What Michael Young did earlier in his career or the fact that he is a good teammate, or the fact that he is a seasoned professional, or the fact that he speaks fluent Spanish (and can converse with Yasiel Puig), or the fact that he is coming home to California, or the fact that he is likely playing for his last chance for a World Series ring means something, but it doesn’t mean everything.
What the stats say about Michael Young means something, but they don’t mean everything.
It’s silly to get into an argument about whether Michael Young is a good or bad addition to the Dodgers and here’s why: There is a month left in the season. What if Juan Uribe, who has been remarkably healthy this year, goes down with an injury? What if the same happens to Jerry Hairston or even Andre Ethier? What is Mark Ellis or Nick Punto is injured? We might be glad to have Young if for no other reason than to fill a seat.
It’s also silly because Bob Rasmussen had no future with the Dodgers and had very little value (think Eric Stults, but not as good). The Dodgers gave up nothing of value to get Mike Young.
It’s also silly to rely on stats, because while they often prove to be correct predictors of the future, they aren’t always the truth. For what it is worth, I am going to give you my opinion.
My opinion is that I HAVE NO CLUE, AND NEITHER DO YOU. Michael Young could continue down the path he has been on the past 2 years and add very little or just be another bat. However, sometimes “the perfect storm syndrome” can come into play.
Could it be that a good guy comes home, relates to Puig, wants a ring, elevates his game, plays out his a$$ and becomes the Dodgers #2 hitter and third baseman in the playoffs? It likely won’t happen, but that’s part of the beauty of baseball. You never know and you have no clue… neither do I!
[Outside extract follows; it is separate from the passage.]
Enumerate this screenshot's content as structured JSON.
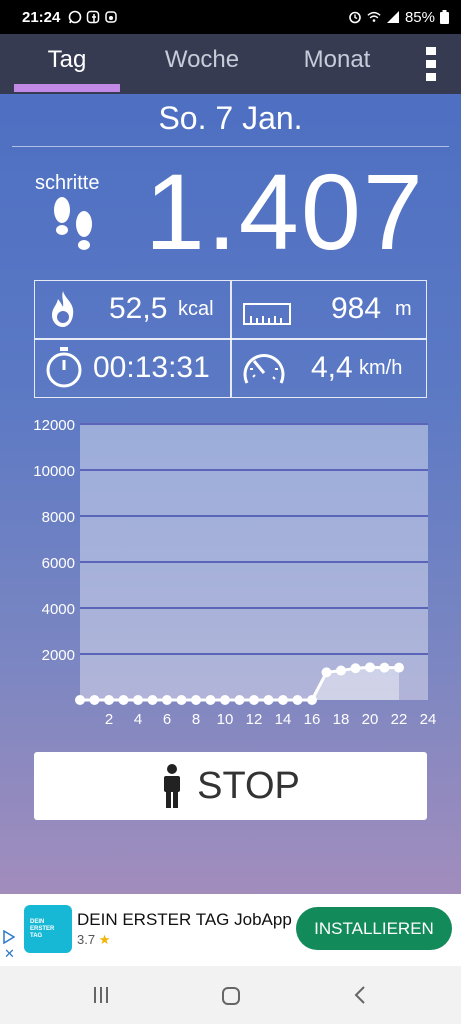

All in all, it is a good risk because Young is “all in” to just being a bench player.